ACTION ITEM » As the answer, give a copy of each line below that includes the word "Microsoft".

SOURCE INFORMATION »
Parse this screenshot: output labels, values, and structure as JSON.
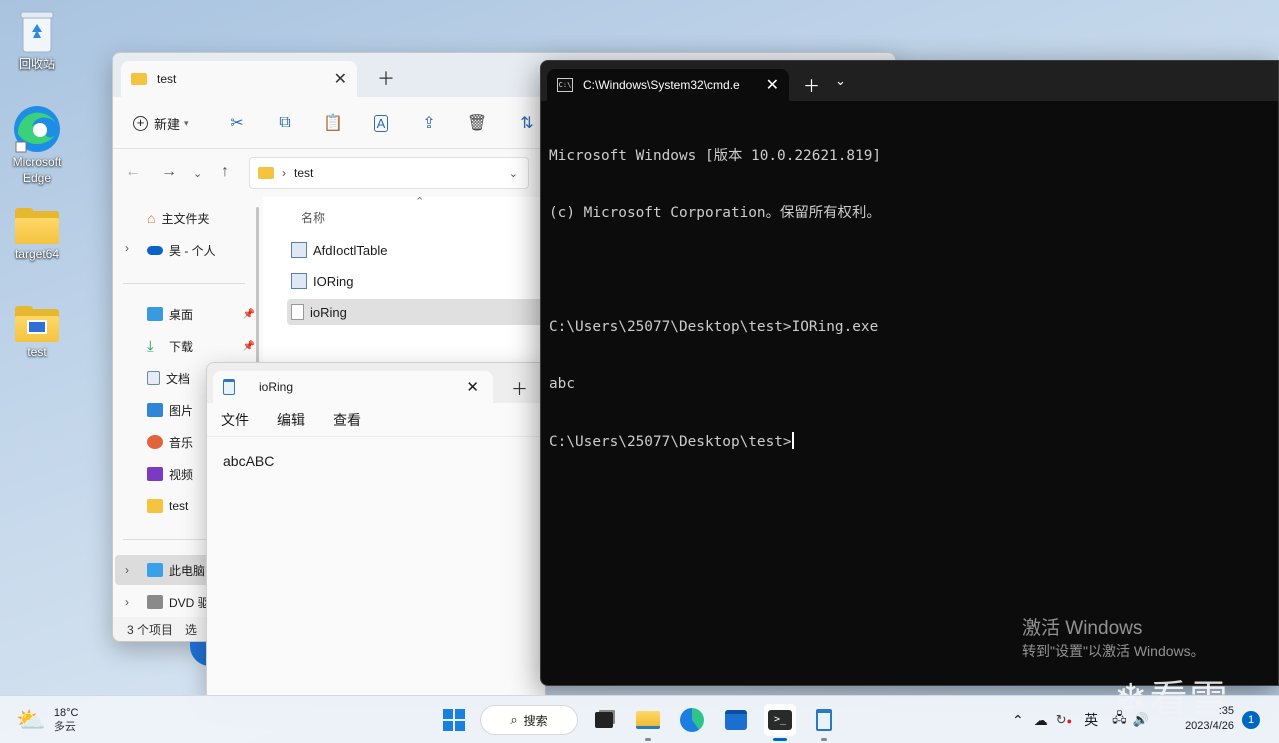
{
  "desktop": {
    "icons": [
      {
        "label": "回收站"
      },
      {
        "label": "Microsoft Edge"
      },
      {
        "label": "target64"
      },
      {
        "label": "test"
      }
    ],
    "activation": {
      "line1": "激活 Windows",
      "line2": "转到\"设置\"以激活 Windows。"
    },
    "watermark": "看雪"
  },
  "explorer": {
    "tab_title": "test",
    "toolbar": {
      "new_label": "新建"
    },
    "address": {
      "crumb": "test"
    },
    "sidebar": {
      "home": "主文件夹",
      "onedrive": "昊 - 个人",
      "pinned": [
        "桌面",
        "下载",
        "文档",
        "图片",
        "音乐",
        "视频",
        "test"
      ],
      "this_pc": "此电脑",
      "dvd": "DVD 驱"
    },
    "column_name": "名称",
    "files": [
      "AfdIoctlTable",
      "IORing",
      "ioRing"
    ],
    "status": {
      "count": "3 个项目",
      "selected": "选"
    }
  },
  "notepad": {
    "tab_title": "ioRing",
    "menu": [
      "文件",
      "编辑",
      "查看"
    ],
    "content": "abcABC"
  },
  "terminal": {
    "tab_title": "C:\\Windows\\System32\\cmd.e",
    "lines": [
      "Microsoft Windows [版本 10.0.22621.819]",
      "(c) Microsoft Corporation。保留所有权利。",
      "",
      "C:\\Users\\25077\\Desktop\\test>IORing.exe",
      "abc",
      "C:\\Users\\25077\\Desktop\\test>"
    ]
  },
  "taskbar": {
    "weather": {
      "temp": "18°C",
      "desc": "多云"
    },
    "search_label": "搜索",
    "ime": "英",
    "time": ":35",
    "date": "2023/4/26",
    "notification_count": "1"
  },
  "colors": {
    "accent": "#0067c0",
    "folder": "#f4c340",
    "terminal_bg": "#0c0c0c"
  }
}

REPLY »
        "label": "Microsoft Edge"
      "Microsoft Windows [版本 10.0.22621.819]",
      "(c) Microsoft Corporation。保留所有权利。",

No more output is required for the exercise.